But please be leery of anybody who’s pushing annuities. This is what you need, this is what it’s going to do. It guarantees you this, that, or the other. A lot of times the guarantees that they’re talking about, maybe aren’t what you think they are. And we just encourage people as we wrap up today’s program to, whether it’s financial planning, whether it’s an analysis of your current portfolio, or if you currently have an annuity or somebody is pushing one on you, just get the facts. We’re helping to do that. We do financial planning complimentary, we do analysis complimentary, and we’ll even do what we call our [inaudible 00:40:53] test complementary.
Speaker 8 (40:56):
If you would like to have a comprehensive financial plan and an analysis of your current portfolio, go ahead and visit our website at retirement.tips/plan and we can do that for you complimentary. Thanks so much for joining us on today’s show. Be sure to subscribe to our podcast. Visit our website at retirement.tips for more free retirement planning and investment resources. Thanks for tuning in to today’s show and we’ll see you next time on the Retirement Wealth Podcast.

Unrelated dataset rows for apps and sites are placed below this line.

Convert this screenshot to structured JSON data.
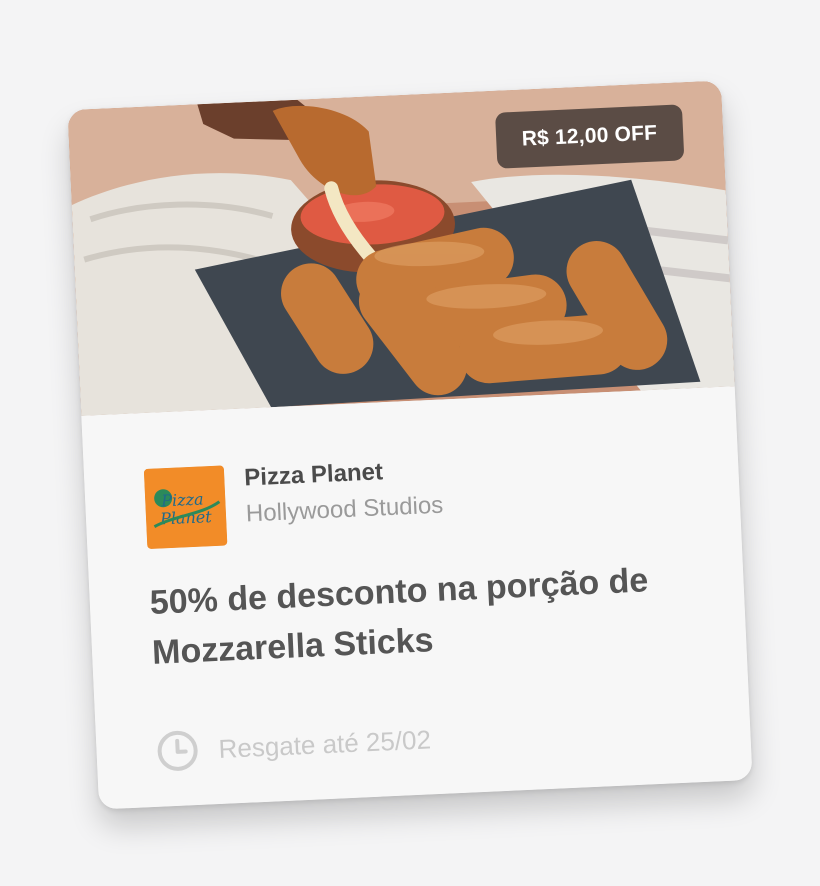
{
  "offer": {
    "discount_badge": "R$ 12,00 OFF",
    "title": "50% de desconto na porção de Mozzarella Sticks",
    "redeem_text": "Resgate até 25/02"
  },
  "merchant": {
    "name": "Pizza Planet",
    "location": "Hollywood Studios",
    "logo_text": [
      "Pizza",
      "Planet"
    ]
  },
  "icons": {
    "clock": "clock-icon"
  },
  "colors": {
    "badge_bg": "#5b4c45",
    "logo_bg": "#f28c28",
    "text_primary": "#555555",
    "text_muted": "#c9c9c9"
  }
}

Speaker 8 (41:29):
Exposure to ideas and financial vehicles discussed should not considered investment advice or recommendation to buy or sell any financial vehicle. This information should not be considered tax or legal advice. Individuals should consult with professionals specializing in the fields of tax, legal, accounting or investments regarding the applicability of this information to their situation. Past performance is not a guarantee of future results. Investments may fluctuate and when redeemed, may be worth more or less than originally invested.